*Task material*
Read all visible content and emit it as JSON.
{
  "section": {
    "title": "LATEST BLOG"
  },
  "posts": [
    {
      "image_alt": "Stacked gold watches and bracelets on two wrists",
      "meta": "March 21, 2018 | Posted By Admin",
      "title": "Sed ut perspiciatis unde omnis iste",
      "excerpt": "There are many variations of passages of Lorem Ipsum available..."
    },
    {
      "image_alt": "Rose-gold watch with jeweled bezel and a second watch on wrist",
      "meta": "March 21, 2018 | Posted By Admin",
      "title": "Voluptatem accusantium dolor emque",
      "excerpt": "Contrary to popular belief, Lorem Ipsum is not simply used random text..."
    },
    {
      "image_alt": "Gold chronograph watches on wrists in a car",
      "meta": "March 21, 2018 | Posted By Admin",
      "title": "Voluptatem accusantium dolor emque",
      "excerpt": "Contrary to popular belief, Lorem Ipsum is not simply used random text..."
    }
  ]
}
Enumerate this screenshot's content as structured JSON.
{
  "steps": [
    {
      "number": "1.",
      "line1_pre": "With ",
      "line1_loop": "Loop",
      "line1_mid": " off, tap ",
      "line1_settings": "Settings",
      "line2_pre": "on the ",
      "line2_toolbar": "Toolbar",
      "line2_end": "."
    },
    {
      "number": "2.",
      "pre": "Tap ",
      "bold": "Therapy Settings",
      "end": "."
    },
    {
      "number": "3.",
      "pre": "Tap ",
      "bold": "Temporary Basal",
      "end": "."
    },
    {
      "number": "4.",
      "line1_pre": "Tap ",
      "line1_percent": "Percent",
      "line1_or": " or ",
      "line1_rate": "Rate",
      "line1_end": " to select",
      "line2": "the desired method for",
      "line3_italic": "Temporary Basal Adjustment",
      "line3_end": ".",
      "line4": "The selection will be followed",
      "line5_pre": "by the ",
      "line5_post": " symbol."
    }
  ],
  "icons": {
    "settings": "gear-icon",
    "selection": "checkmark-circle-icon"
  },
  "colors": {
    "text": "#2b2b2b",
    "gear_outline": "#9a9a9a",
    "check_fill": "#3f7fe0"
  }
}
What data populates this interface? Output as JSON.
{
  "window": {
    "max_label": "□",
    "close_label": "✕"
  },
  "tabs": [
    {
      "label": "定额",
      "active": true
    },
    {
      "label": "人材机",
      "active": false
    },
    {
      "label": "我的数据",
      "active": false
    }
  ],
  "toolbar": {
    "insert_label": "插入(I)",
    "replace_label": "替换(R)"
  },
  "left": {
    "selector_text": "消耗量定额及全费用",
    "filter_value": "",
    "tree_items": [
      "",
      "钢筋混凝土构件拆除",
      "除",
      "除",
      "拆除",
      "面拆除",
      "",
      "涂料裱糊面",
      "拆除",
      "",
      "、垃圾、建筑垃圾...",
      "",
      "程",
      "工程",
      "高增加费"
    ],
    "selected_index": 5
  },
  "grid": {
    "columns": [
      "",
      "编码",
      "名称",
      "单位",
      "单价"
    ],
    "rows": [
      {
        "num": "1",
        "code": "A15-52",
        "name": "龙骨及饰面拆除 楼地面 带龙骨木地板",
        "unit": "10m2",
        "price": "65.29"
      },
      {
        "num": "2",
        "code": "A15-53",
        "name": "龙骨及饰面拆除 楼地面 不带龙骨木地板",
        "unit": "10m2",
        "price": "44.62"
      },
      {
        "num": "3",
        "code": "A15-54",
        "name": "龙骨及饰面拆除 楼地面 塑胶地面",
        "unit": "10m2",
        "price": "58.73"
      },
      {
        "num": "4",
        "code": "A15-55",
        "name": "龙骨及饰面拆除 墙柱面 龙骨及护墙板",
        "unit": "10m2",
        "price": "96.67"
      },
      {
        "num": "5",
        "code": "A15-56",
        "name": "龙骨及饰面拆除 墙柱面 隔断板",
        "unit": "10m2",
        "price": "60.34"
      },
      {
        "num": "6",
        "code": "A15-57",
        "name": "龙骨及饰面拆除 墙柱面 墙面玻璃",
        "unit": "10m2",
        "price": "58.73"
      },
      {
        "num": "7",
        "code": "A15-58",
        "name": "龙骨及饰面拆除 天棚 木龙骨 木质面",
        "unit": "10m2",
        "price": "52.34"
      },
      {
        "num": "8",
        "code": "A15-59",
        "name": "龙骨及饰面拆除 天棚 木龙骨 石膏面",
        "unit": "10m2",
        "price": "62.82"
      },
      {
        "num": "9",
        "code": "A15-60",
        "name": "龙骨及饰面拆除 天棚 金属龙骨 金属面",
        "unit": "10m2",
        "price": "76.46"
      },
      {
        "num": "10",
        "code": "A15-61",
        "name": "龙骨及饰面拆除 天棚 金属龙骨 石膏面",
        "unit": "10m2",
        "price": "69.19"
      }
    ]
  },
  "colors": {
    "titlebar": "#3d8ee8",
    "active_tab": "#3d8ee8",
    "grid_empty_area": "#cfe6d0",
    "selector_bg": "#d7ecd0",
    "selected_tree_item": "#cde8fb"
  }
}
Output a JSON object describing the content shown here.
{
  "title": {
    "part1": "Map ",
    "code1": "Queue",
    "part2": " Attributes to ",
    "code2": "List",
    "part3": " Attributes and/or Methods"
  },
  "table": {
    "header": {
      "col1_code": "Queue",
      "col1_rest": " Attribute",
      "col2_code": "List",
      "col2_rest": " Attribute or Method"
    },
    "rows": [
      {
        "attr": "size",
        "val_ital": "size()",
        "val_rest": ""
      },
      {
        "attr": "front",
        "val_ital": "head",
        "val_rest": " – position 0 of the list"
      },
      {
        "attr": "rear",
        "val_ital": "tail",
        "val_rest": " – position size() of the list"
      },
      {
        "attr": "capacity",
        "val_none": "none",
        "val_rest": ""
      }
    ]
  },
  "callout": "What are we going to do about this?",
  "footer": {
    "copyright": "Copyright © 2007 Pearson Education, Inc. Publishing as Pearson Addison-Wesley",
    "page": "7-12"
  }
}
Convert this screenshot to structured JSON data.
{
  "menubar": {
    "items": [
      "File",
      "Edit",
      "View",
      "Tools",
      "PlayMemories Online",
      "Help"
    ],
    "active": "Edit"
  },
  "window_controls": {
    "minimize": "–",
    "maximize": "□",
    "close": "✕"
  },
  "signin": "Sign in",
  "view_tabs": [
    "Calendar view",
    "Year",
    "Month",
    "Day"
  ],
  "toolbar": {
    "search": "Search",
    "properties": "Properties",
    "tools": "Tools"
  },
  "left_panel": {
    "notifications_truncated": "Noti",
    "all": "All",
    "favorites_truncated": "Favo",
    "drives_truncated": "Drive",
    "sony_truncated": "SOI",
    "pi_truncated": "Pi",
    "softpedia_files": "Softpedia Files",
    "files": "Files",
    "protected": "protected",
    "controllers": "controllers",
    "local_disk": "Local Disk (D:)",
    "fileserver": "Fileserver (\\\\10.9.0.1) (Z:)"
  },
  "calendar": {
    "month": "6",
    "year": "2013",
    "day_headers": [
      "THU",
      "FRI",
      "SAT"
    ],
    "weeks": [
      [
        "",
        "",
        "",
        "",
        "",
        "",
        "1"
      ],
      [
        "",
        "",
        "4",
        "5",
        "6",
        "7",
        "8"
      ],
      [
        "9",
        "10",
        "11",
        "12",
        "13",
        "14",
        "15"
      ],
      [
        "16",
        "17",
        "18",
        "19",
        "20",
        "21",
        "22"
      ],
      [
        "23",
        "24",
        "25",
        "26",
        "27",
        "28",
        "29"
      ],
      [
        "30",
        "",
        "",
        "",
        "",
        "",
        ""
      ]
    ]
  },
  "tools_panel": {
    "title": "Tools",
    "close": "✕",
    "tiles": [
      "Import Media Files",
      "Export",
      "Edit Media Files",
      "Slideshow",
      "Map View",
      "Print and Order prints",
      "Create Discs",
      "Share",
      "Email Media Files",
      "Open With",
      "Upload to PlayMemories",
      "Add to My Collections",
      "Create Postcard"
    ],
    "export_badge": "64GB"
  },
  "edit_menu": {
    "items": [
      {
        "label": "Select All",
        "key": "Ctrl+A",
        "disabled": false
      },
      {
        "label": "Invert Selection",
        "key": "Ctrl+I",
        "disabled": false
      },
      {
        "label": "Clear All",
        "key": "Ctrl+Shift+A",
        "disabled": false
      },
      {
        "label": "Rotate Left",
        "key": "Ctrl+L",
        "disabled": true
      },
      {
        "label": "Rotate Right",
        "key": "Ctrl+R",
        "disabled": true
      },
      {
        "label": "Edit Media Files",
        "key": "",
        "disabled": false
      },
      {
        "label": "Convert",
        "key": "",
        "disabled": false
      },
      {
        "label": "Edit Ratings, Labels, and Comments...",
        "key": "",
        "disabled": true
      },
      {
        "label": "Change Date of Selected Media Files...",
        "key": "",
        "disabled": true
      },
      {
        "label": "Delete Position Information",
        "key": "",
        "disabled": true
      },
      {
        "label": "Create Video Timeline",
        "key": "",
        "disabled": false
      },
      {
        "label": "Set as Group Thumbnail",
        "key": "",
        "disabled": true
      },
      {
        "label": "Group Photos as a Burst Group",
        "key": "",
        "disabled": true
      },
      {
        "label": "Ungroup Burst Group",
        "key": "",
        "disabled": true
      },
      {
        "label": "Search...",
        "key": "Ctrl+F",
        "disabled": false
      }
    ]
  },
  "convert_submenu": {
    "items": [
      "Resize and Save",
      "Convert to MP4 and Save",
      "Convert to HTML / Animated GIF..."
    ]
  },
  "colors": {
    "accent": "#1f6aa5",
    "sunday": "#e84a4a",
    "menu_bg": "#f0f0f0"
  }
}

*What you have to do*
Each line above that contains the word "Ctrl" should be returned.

*Written solution*
        "key": "Ctrl+A",
        "key": "Ctrl+I",
        "key": "Ctrl+Shift+A",
        "key": "Ctrl+L",
        "key": "Ctrl+R",
        "key": "Ctrl+F",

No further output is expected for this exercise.